Radiotherapy and Oncology
Best LR, Sengupta A, Murphy RJL, de Metz C, Trotter T, Loewen SK, Ingledew PA, Sargeant J.
Physicians entering independent practice often express apprehension in managing the non-clinical aspects of practice. This study examined the perceived preparedness of radiation oncology (RO) residents for independent practice, identified education gaps, and discussed how these deficiencies could be addressed.
Materials and methods
Focus groups with senior RO residents, fellows, new-to-practice radiation oncologists (ROs), and residency program directors were conducted. Data were coded using the Canadian Medical Education Directives for Specialists (CanMEDS) competencies using thematic analysis.
Commonly reported gaps in the transition to practice (TtP) for ROs were lack of experience with: practice management, understanding the structure and function of the health care system and how it varies by jurisdiction, financial planning, effective communication and collaboration with other health care team members, creation of accurate and timely documentation, and radiotherapy problem-solving related to treatment planning and evaluation. Suggestions to address these challenges included use of mentorship, educational resources, courses, simulation-based medical education, improved graded responsibility, resident longitudinal clinics, and formal curricula in radiation therapy planning and evaluation.
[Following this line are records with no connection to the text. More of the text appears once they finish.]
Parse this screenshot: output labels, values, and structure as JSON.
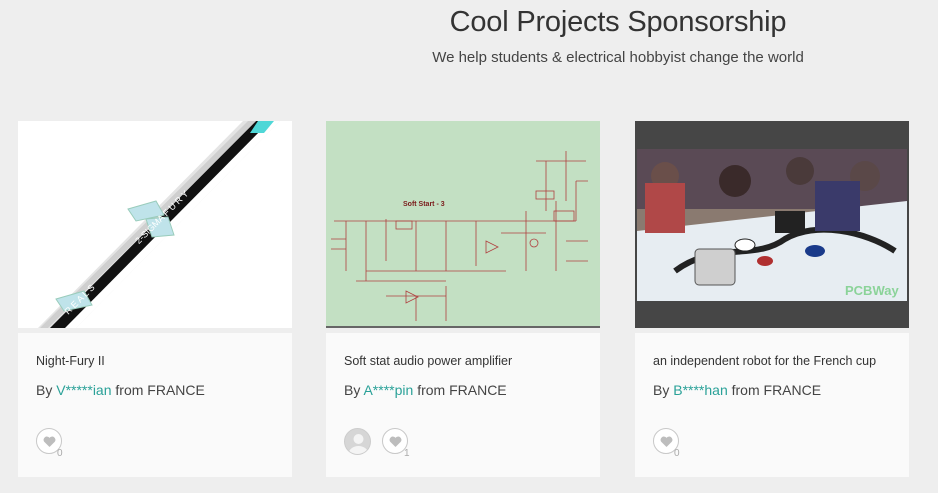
{
  "header": {
    "title": "Cool Projects Sponsorship",
    "subtitle": "We help students & electrical hobbyist change the world"
  },
  "projects": [
    {
      "name": "Night-Fury II",
      "by": "By",
      "author": "V*****ian",
      "from": "from FRANCE",
      "likes": "0",
      "image": "rocket-photo"
    },
    {
      "name": "Soft stat audio power amplifier",
      "by": "By",
      "author": "A****pin",
      "from": "from FRANCE",
      "likes": "1",
      "image": "schematic-diagram",
      "schematic_label": "Soft Start - 3"
    },
    {
      "name": "an independent robot for the French cup",
      "by": "By",
      "author": "B****han",
      "from": "from FRANCE",
      "likes": "0",
      "image": "robot-competition-photo",
      "watermark": "PCBWay"
    }
  ],
  "colors": {
    "accent": "#2aa198",
    "background": "#eeeeee"
  }
}
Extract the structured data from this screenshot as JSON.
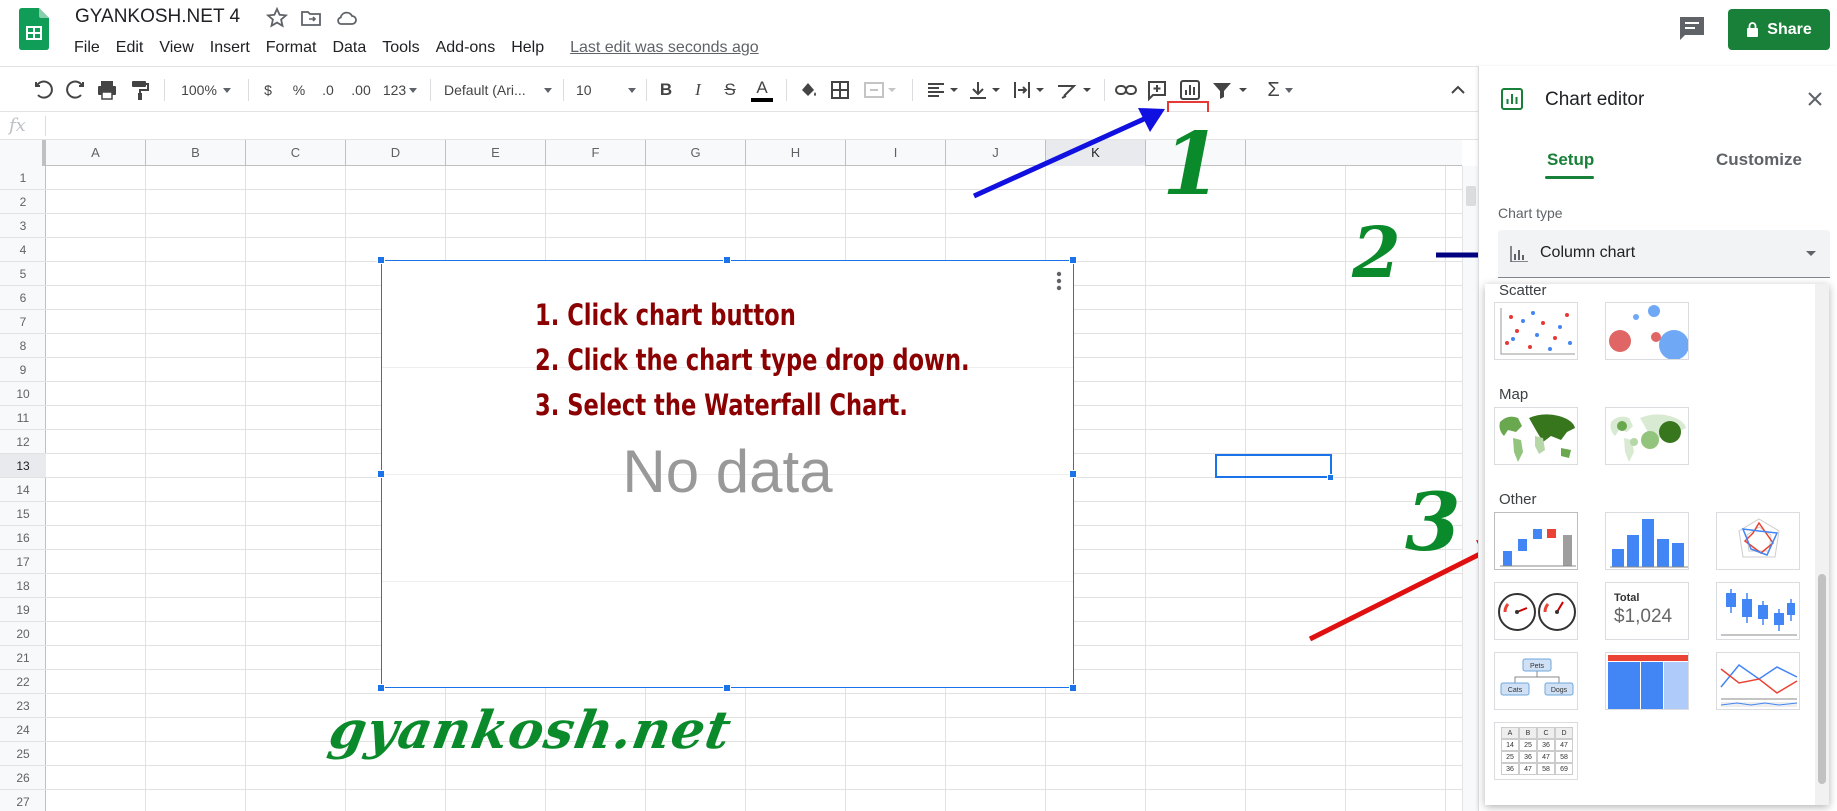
{
  "header": {
    "doc_title": "GYANKOSH.NET 4",
    "menu": [
      "File",
      "Edit",
      "View",
      "Insert",
      "Format",
      "Data",
      "Tools",
      "Add-ons",
      "Help"
    ],
    "last_edit": "Last edit was seconds ago",
    "share_label": "Share"
  },
  "toolbar": {
    "zoom": "100%",
    "currency": "$",
    "percent": "%",
    "decimal_decrease": ".0",
    "decimal_increase": ".00",
    "number_format": "123",
    "font": "Default (Ari...",
    "font_size": "10",
    "bold": "B",
    "italic": "I",
    "strike": "S",
    "text_color": "A",
    "sum": "Σ"
  },
  "formula_bar": {
    "fx": "fx"
  },
  "grid": {
    "columns": [
      "A",
      "B",
      "C",
      "D",
      "E",
      "F",
      "G",
      "H",
      "I",
      "J",
      "K",
      "L"
    ],
    "selected_column": "K",
    "rows": [
      "1",
      "2",
      "3",
      "4",
      "5",
      "6",
      "7",
      "8",
      "9",
      "10",
      "11",
      "12",
      "13",
      "14",
      "15",
      "16",
      "17",
      "18",
      "19",
      "20",
      "21",
      "22",
      "23",
      "24",
      "25",
      "26",
      "27"
    ],
    "selected_row": "13"
  },
  "chart": {
    "instructions": [
      "1. Click chart button",
      "2. Click the chart type drop down.",
      "3. Select the Waterfall Chart."
    ],
    "no_data": "No data"
  },
  "watermark": "gyankosh.net",
  "annotations": {
    "step1": "1",
    "step2": "2",
    "step3": "3"
  },
  "chart_editor": {
    "title": "Chart editor",
    "tabs": [
      "Setup",
      "Customize"
    ],
    "active_tab": "Setup",
    "chart_type_label": "Chart type",
    "chart_type_value": "Column chart",
    "sections": [
      "Scatter",
      "Map",
      "Other"
    ],
    "scorecard_label": "Total",
    "scorecard_value": "$1,024",
    "org_nodes": [
      "Pets",
      "Cats",
      "Dogs"
    ],
    "table_rows": [
      [
        "A",
        "B",
        "C",
        "D"
      ],
      [
        "14",
        "25",
        "36",
        "47"
      ],
      [
        "25",
        "36",
        "47",
        "58"
      ],
      [
        "36",
        "47",
        "58",
        "69"
      ]
    ]
  },
  "colors": {
    "accent_green": "#188038",
    "selection_blue": "#1a73e8",
    "instruction_red": "#8b0000",
    "annotation_green": "#0a8a2a"
  }
}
There are gaps in TtP education for RO trainees with opportunities for enrichment through the forthcoming implementation of a competency-based medical education framework in 2019. The gap in perceived competency in physician-related radiotherapy tasks may be caused by the complex interaction of clinical workflow processes, people and technology that has led to ineffective integration of trainees. The data are informative to medical education leaders for the development of comprehensive TtP curricula.